5. Stand Alone: The first book I read without one of Christie's regularly featured detectives was Ten Little Indians--my library still had an edition with that title rather than And Then There Were None. That book knocked me for a loop. It was actually the first book I read by Christie that didn't feature either Poirot or Miss Marple. I was just a youngster, so I had no idea she had done so many different things. So, that threw me off-stride. And then....when I got to the end and THAT solution. Wow. If I hadn't already been sold on Christie, that book would have done it. And I have introduced several friends who had never read a Christie book before to the author's works using this very book. It hasn't failed to reel them in yet. So--when I'm suggesting just one book to never-read-Christie before folks, this is THE book.

6. Thriller: They Came to Baghdad was the first. I have to admit, thrillers and espionage novels have never been a big draw for me, but Christie does tend to have fairly engaging heroines which help. I'm not over the moon on this one, but, as I point out, this path did keep me headed on the detective-genre journey that Nancy Drew started on.

And that's it....Wait a minute! What about Colonel Race? My first experience with him was Death on the Nile and that's a book that I certainly would recommend highly to any first-time Christie readers. Exotic locale, closed-setting, interesting wrap-up--it's all there. I really like Colonel Race here helping out Poirot--and wish he'd appeared more often. Of course, it's possible I'm also heavily influenced by the fact that David Niven played him in the 1978 film (I adore David Niven).

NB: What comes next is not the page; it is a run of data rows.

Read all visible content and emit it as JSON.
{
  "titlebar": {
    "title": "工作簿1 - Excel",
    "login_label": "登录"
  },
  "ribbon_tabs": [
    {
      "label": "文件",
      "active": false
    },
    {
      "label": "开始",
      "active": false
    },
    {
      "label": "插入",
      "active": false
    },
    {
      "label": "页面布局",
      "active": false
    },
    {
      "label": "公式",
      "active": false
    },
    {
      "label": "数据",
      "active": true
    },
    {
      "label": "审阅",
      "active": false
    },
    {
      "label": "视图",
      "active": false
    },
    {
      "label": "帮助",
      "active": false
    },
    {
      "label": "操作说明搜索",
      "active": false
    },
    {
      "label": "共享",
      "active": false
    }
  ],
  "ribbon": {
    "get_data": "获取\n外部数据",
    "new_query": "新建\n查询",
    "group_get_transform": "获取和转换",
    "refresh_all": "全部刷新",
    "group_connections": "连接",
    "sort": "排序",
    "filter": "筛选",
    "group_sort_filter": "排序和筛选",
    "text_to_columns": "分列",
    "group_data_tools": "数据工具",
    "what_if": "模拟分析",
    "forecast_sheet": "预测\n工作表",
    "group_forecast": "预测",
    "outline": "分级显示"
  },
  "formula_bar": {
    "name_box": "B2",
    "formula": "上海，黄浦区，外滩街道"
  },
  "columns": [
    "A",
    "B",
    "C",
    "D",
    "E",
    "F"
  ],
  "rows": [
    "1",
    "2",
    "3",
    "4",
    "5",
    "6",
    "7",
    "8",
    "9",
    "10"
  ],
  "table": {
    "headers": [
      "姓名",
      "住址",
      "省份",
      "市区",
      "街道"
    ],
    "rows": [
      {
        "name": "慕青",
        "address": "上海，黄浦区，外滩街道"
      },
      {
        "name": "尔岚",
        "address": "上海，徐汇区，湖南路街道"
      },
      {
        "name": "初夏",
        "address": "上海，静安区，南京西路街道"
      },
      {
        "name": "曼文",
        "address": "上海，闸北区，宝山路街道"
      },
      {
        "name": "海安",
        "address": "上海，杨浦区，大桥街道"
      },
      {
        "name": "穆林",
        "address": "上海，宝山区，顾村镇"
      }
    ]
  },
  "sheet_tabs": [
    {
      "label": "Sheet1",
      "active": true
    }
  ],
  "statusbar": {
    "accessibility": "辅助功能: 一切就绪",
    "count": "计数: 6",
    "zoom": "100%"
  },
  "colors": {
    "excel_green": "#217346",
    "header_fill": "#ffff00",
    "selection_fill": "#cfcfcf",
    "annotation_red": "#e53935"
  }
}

My alternate suggestion for those detectives who appear more than once? Start with the earliest appearance of each. Whenever possible I do like to read series characters/stories in order. It's nice to see how characters might change over the course of the series. Not that Christie's detectives change a great deal, but I do think there are slight changes over time. One of these days I plan on rereading all of Christie in the order of publication. When I have time for an intense reread....